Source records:
[Start of Attachment]

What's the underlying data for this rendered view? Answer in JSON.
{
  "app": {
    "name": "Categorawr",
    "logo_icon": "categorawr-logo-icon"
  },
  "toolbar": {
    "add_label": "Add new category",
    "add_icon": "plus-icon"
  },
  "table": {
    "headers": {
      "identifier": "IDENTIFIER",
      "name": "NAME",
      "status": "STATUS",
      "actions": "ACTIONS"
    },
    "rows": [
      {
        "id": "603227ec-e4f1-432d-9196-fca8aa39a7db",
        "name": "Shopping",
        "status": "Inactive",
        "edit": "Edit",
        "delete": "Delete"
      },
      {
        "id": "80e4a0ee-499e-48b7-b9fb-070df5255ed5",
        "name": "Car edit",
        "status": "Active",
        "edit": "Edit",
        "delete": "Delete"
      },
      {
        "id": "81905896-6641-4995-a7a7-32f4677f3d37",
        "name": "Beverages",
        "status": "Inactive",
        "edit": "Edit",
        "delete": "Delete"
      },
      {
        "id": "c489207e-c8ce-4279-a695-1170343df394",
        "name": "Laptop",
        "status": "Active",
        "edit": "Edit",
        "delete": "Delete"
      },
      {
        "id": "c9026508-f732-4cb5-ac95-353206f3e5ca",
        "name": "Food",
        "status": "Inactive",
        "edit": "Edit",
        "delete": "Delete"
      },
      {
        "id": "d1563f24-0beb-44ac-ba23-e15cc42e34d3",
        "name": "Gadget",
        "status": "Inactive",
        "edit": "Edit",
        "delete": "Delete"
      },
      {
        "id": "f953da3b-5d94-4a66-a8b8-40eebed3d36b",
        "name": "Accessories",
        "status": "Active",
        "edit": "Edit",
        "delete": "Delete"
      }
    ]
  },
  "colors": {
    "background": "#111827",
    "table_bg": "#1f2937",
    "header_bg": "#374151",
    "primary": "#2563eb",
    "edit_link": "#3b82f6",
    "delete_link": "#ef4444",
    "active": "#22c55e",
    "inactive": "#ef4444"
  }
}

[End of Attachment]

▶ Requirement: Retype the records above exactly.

▶ Result:
What's the underlying data for this rendered view? Answer in JSON.
{
  "app": {
    "name": "Categorawr",
    "logo_icon": "categorawr-logo-icon"
  },
  "toolbar": {
    "add_label": "Add new category",
    "add_icon": "plus-icon"
  },
  "table": {
    "headers": {
      "identifier": "IDENTIFIER",
      "name": "NAME",
      "status": "STATUS",
      "actions": "ACTIONS"
    },
    "rows": [
      {
        "id": "603227ec-e4f1-432d-9196-fca8aa39a7db",
        "name": "Shopping",
        "status": "Inactive",
        "edit": "Edit",
        "delete": "Delete"
      },
      {
        "id": "80e4a0ee-499e-48b7-b9fb-070df5255ed5",
        "name": "Car edit",
        "status": "Active",
        "edit": "Edit",
        "delete": "Delete"
      },
      {
        "id": "81905896-6641-4995-a7a7-32f4677f3d37",
        "name": "Beverages",
        "status": "Inactive",
        "edit": "Edit",
        "delete": "Delete"
      },
      {
        "id": "c489207e-c8ce-4279-a695-1170343df394",
        "name": "Laptop",
        "status": "Active",
        "edit": "Edit",
        "delete": "Delete"
      },
      {
        "id": "c9026508-f732-4cb5-ac95-353206f3e5ca",
        "name": "Food",
        "status": "Inactive",
        "edit": "Edit",
        "delete": "Delete"
      },
      {
        "id": "d1563f24-0beb-44ac-ba23-e15cc42e34d3",
        "name": "Gadget",
        "status": "Inactive",
        "edit": "Edit",
        "delete": "Delete"
      },
      {
        "id": "f953da3b-5d94-4a66-a8b8-40eebed3d36b",
        "name": "Accessories",
        "status": "Active",
        "edit": "Edit",
        "delete": "Delete"
      }
    ]
  },
  "colors": {
    "background": "#111827",
    "table_bg": "#1f2937",
    "header_bg": "#374151",
    "primary": "#2563eb",
    "edit_link": "#3b82f6",
    "delete_link": "#ef4444",
    "active": "#22c55e",
    "inactive": "#ef4444"
  }
}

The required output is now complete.